Higgins recommends me three romance writers she thinks I’d like: Eloisa James, Lauren Willig, and Julia Quinn, Ivy Leaguers all. Before hanging up, she wishes me good luck with my career, and with my class.


One night after dinner, visiting relatives asked me the casually bone-chilling question that haunts every college student: what are your plans for the future? In my ears, this line of inquiry is never idle. It seems tinged with suspicion: of my big-box education, my half-hearted summer internships, my seemingly-desultory progress towards a degree in English, a language I’ve read since age four. I made small pained sounds and wilted. Oh, you know. I was keeping my options open. Man, this economy, am I right? Then my mother interceded, matter-of-factly: “She knows what she wants to do. She wants to write. She just doesn’t know how she’s going to get there” — and I felt like I’d been let off some invisible hook, one that I myself had nailed to my inside walls.

It’s the simplest, purest expression of my status: “She wants to write. She just doesn’t know how she’s going to get there.” But to say it aloud is to officially enter into the delirium, at which point you only have two options: to throw yourself upon the mercy of others, whose perceptions will measure the progress of your rudderless life — or to turn inward, dismissing any standard of success or failure but your own; you choose self-possession and feed your fever privately.

Before I left the meeting, the outgoing director of publicity, a large, jovial man named Gerard Chartier, asked me, “So, have we convinced you to give up your journalism career and start writing romance instead?”

They’re real seducers, these romance writers.
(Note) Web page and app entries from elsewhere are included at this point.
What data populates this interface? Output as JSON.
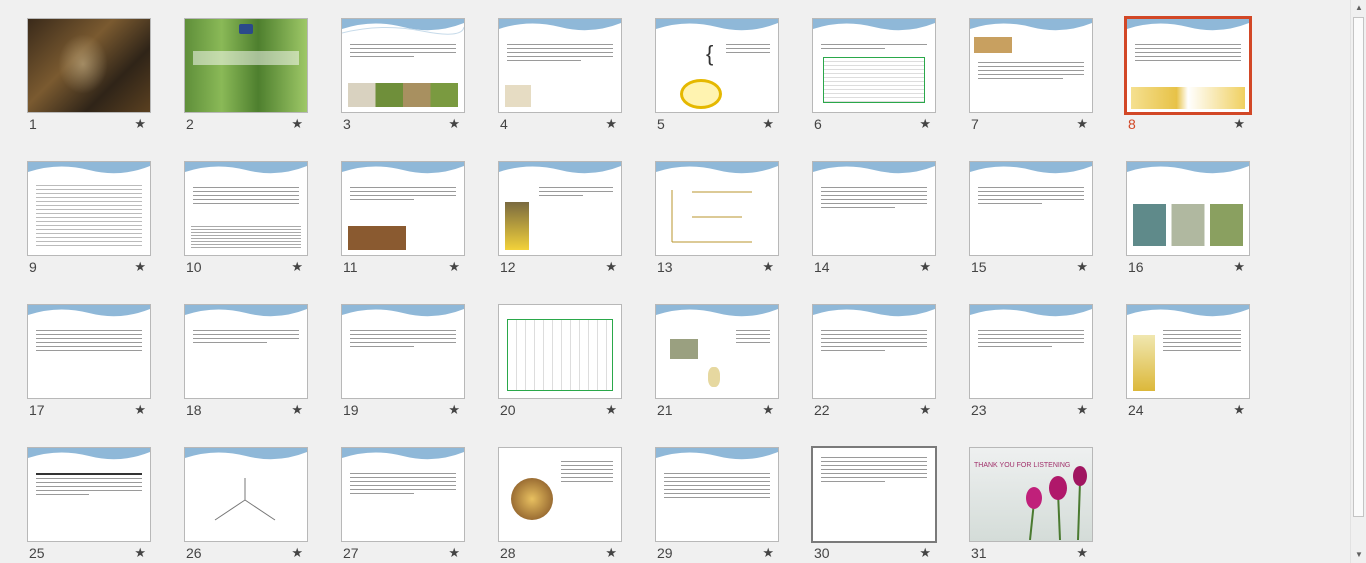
{
  "selected_slide": "8",
  "star_glyph": "★",
  "slides": [
    {
      "num": "1"
    },
    {
      "num": "2"
    },
    {
      "num": "3"
    },
    {
      "num": "4"
    },
    {
      "num": "5"
    },
    {
      "num": "6"
    },
    {
      "num": "7"
    },
    {
      "num": "8"
    },
    {
      "num": "9"
    },
    {
      "num": "10"
    },
    {
      "num": "11"
    },
    {
      "num": "12"
    },
    {
      "num": "13"
    },
    {
      "num": "14"
    },
    {
      "num": "15"
    },
    {
      "num": "16"
    },
    {
      "num": "17"
    },
    {
      "num": "18"
    },
    {
      "num": "19"
    },
    {
      "num": "20"
    },
    {
      "num": "21"
    },
    {
      "num": "22"
    },
    {
      "num": "23"
    },
    {
      "num": "24"
    },
    {
      "num": "25"
    },
    {
      "num": "26"
    },
    {
      "num": "27"
    },
    {
      "num": "28"
    },
    {
      "num": "29"
    },
    {
      "num": "30"
    },
    {
      "num": "31"
    }
  ],
  "slide31_caption": "THANK YOU FOR LISTENING",
  "colors": {
    "selection": "#d24726",
    "title_blue": "#1f6fb2",
    "wave": "#8fb8d8"
  },
  "icons": {
    "scroll_up": "up-arrow-icon",
    "scroll_down": "down-arrow-icon",
    "transition": "star-icon"
  }
}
They find 50,000 words a month in themselves, and never complain about not having enough hours in the day, even with part and full-time jobs, even with kids to drive around or put to bed. They write furiously, furtively. They write at a volume seeming to defy any metrics of quality you might try to collar them with. It’s the kind of productive creativity that says, what do you mean get there, sweetie? I’m going, I’m going, I’m already gone.

And on the second Saturday of every month, they meet at a budget hotel to talk shop with each other, meeting in the spirit of solidarity, and of enterprise. This is not a game to them, or a silly costume that can be shed. What’s a girl reporter to say? They are committed. They will do what it takes. They will inhabit the very skins of their stories. Theirs are dreams with determination and direction. They have properly ordered their affairs of the heart.